This is something that you should be aware of, if you've planned out the next Harry Potter or GRRM saga. Structurally, it's better to make your masterpiece into a trilogy or a duology, since you're not going to get the book contract for more than that. Also, be aware of the fact that if you have an eight book series planned, and your first two books sell badly, they're not going to give you a publishing contract for the next six books. I have an online writing friend whose first two books sold decently, but didn't have spectacular sales numbers behind them. Her editor decided not to pick up her option book, which is the last one in her trilogy, based on the sales numbers. So it's not going to get published--at least not for the forseeable future. That sucks, and really, you'd like to avoid that happening. And trust me, it happens all the time."
Ouch. I've got a thirteen book series in my head and I just queried her. I responded with this...
Thank you for this information Jenny.
It’s kind of scary for me because my over all story arch is a thirteen book saga.
It shows three hundred years of world history through the eyes of vampire children so it would be hard to cram that all in to three books.
I suppose I shouldn't’t concern myself though. The first one is a stand-alone story and all the others are planned to be. All thirteen would hook together into a bigger story but each one would have it’s own proper conclusion.
I’ll just keep hoping I get the first one published. If people like it, then each book will have to stand on it’s own.
OK, some guy replied to me...
A single title is a one night stand. A series is like a marriage: the publisher has to know you can deliver on time, on spec, no b.s., no excuses. Do you have proof that you can do 13 books? More to the point, can you do 13 books?
A trilogy can be just one long book -- like LOTR. But if you extend out beyond that you start running into the structural differences that define a series. Series have their own issues -- back story that starts accumulating like barnacles, the fact that characters can't have much of an arc, the out-of-control proliferation of characters and subplots (see George R.R. Martin).

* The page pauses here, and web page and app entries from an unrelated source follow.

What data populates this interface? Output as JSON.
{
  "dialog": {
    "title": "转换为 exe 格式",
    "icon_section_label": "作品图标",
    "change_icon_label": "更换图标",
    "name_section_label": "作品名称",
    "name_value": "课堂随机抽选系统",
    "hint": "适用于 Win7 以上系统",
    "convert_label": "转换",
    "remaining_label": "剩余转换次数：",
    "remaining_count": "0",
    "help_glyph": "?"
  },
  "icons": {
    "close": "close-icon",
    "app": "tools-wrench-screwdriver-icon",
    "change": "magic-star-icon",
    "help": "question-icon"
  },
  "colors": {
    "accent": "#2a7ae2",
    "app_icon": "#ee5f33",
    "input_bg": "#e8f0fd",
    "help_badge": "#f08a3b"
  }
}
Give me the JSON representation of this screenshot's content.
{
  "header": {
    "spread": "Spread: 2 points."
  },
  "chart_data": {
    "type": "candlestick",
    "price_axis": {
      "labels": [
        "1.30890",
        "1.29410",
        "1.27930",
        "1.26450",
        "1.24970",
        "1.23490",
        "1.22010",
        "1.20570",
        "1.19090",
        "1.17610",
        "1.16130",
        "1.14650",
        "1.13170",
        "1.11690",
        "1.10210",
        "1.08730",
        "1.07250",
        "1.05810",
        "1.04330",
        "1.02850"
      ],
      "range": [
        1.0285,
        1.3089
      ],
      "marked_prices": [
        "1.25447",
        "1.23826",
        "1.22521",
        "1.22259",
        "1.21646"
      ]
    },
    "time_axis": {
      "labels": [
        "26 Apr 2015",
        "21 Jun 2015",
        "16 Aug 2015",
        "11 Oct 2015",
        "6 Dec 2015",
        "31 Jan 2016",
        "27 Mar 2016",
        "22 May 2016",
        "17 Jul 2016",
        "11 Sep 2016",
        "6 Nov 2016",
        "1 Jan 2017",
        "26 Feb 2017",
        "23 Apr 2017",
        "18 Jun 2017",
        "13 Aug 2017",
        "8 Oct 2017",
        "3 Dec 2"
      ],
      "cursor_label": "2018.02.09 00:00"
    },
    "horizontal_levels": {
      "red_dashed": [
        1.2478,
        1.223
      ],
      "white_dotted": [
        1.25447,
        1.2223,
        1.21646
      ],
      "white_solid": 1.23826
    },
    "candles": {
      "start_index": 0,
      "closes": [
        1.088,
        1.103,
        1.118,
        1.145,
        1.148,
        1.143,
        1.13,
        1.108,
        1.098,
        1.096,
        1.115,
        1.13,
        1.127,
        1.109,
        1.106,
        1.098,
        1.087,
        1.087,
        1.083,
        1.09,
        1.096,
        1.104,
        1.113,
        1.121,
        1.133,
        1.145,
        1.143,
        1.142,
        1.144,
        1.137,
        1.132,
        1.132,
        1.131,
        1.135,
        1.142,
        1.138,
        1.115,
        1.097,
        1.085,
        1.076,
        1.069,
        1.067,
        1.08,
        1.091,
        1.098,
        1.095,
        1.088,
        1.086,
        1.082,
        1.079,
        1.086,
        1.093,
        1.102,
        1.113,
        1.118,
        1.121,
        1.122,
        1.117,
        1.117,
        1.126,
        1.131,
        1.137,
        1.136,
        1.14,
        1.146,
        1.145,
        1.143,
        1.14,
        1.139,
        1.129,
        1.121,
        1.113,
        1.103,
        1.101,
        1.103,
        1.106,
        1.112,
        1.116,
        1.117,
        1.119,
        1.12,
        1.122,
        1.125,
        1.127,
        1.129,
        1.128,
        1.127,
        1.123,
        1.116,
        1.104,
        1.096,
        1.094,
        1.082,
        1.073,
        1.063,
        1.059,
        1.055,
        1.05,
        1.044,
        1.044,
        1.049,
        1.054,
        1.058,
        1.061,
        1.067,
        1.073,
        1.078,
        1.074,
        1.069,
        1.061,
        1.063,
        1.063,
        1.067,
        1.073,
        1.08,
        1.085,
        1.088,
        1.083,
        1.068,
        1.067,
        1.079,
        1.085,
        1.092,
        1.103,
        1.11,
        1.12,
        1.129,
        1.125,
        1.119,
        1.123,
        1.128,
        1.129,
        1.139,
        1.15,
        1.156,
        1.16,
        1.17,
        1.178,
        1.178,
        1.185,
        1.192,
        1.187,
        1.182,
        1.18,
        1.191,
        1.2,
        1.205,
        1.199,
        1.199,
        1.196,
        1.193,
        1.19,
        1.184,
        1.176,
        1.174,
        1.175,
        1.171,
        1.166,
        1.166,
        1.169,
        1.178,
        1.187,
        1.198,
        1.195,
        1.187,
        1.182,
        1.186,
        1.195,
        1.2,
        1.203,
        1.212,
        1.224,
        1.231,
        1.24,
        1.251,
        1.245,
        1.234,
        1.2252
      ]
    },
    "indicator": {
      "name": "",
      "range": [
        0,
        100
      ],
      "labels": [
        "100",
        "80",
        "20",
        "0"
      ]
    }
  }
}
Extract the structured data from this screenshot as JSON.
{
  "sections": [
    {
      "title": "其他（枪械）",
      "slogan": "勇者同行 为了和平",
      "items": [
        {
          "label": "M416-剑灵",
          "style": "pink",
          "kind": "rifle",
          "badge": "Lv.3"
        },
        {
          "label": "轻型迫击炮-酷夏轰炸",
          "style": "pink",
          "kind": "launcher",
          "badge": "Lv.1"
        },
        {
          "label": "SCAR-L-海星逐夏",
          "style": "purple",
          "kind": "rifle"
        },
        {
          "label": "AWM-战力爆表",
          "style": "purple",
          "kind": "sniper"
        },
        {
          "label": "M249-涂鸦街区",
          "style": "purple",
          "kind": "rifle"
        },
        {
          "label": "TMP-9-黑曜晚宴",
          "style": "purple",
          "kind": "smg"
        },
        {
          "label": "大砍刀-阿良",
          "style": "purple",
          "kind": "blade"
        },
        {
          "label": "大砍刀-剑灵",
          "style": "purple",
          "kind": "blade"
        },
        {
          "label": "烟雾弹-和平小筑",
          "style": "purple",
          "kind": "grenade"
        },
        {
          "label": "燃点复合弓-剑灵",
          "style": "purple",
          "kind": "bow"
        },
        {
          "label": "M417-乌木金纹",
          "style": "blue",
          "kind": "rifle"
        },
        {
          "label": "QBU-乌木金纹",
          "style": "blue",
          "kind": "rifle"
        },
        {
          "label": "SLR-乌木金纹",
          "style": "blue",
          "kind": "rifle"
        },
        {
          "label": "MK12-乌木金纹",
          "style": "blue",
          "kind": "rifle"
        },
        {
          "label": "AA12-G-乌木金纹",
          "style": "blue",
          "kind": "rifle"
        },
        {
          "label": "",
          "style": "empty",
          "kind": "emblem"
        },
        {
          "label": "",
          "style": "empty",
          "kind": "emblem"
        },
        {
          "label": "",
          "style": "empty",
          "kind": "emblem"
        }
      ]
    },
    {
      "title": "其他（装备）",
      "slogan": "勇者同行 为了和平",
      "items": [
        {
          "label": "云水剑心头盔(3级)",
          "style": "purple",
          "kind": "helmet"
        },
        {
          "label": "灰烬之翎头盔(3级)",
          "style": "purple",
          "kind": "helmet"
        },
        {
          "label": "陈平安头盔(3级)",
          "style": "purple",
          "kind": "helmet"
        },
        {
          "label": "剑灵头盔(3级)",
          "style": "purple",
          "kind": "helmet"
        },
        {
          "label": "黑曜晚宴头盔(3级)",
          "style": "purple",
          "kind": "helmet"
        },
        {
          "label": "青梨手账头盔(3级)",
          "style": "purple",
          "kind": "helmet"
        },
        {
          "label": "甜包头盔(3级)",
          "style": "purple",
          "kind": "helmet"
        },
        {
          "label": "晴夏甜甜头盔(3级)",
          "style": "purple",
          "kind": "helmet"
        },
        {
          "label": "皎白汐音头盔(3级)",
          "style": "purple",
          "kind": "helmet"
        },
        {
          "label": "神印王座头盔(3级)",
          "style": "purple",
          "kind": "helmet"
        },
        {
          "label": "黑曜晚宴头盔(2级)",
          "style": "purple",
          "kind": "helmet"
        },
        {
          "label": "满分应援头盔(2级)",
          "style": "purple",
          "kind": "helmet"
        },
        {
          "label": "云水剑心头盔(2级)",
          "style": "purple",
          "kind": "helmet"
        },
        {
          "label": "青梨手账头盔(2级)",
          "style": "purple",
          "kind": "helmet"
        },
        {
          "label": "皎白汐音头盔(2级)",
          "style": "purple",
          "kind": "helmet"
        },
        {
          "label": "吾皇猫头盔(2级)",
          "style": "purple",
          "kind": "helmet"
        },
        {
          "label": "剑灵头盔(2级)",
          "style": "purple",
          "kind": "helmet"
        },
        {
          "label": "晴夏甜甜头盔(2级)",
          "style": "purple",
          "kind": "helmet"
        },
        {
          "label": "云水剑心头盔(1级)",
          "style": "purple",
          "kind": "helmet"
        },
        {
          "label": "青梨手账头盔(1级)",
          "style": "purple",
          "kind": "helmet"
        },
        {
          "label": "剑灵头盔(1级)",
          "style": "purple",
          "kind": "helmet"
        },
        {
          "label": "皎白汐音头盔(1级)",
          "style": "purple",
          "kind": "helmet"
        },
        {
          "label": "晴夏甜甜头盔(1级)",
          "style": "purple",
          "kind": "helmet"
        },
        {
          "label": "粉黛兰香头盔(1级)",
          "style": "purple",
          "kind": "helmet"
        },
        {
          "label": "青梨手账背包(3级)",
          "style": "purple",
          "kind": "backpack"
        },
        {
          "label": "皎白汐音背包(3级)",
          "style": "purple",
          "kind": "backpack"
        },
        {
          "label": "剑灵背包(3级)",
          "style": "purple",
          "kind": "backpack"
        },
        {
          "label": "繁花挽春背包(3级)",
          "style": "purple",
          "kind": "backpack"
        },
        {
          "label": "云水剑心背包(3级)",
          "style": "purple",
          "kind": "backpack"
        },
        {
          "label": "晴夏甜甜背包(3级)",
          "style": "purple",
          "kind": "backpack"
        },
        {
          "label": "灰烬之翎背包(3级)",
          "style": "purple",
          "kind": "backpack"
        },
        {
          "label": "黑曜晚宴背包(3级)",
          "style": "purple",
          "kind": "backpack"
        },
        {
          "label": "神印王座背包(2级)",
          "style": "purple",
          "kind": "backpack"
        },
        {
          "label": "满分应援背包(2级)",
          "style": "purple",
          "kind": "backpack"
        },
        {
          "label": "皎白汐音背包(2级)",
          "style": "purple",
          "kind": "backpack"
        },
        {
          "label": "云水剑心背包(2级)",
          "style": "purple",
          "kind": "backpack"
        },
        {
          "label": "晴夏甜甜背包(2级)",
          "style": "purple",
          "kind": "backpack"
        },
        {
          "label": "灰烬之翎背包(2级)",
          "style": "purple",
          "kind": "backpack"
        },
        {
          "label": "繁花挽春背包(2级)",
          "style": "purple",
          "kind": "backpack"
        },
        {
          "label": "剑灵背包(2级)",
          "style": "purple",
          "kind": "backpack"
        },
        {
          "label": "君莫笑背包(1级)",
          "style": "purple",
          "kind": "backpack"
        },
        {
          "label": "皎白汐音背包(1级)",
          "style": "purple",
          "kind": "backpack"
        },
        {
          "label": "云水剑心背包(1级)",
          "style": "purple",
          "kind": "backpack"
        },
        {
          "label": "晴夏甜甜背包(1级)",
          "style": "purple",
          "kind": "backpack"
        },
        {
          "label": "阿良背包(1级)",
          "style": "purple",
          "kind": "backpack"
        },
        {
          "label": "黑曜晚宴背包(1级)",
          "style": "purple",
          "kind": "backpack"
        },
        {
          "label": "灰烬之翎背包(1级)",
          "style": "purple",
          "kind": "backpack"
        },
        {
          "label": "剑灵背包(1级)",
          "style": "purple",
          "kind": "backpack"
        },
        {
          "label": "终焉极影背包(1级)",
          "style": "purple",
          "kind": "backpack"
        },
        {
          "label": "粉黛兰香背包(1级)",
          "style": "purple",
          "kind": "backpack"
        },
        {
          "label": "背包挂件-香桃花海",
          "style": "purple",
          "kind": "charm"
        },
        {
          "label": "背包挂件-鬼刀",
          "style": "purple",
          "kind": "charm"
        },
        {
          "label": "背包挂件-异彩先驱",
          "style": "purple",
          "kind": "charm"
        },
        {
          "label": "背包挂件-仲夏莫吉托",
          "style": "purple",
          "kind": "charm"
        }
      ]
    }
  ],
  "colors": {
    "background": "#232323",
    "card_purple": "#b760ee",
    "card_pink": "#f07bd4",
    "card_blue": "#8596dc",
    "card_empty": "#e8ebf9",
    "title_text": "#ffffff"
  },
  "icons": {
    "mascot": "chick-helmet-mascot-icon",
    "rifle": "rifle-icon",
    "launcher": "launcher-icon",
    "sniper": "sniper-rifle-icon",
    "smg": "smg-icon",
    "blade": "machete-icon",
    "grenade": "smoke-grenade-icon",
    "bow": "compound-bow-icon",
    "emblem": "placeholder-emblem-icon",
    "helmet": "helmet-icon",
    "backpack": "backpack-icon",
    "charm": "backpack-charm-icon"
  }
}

Series come naturally to some people, but it's easy to see why publishers are dubious.
Double ouch. I know he has a point. I believe I can do 13 books, but how will I ever prove that?
Maybe I shouldn't have joined Miss Snark's Crapometer. After this, and another rejection I got in the mail yesterday, how will I take it when she obviously is going to tear me up?
I'm fooling myself.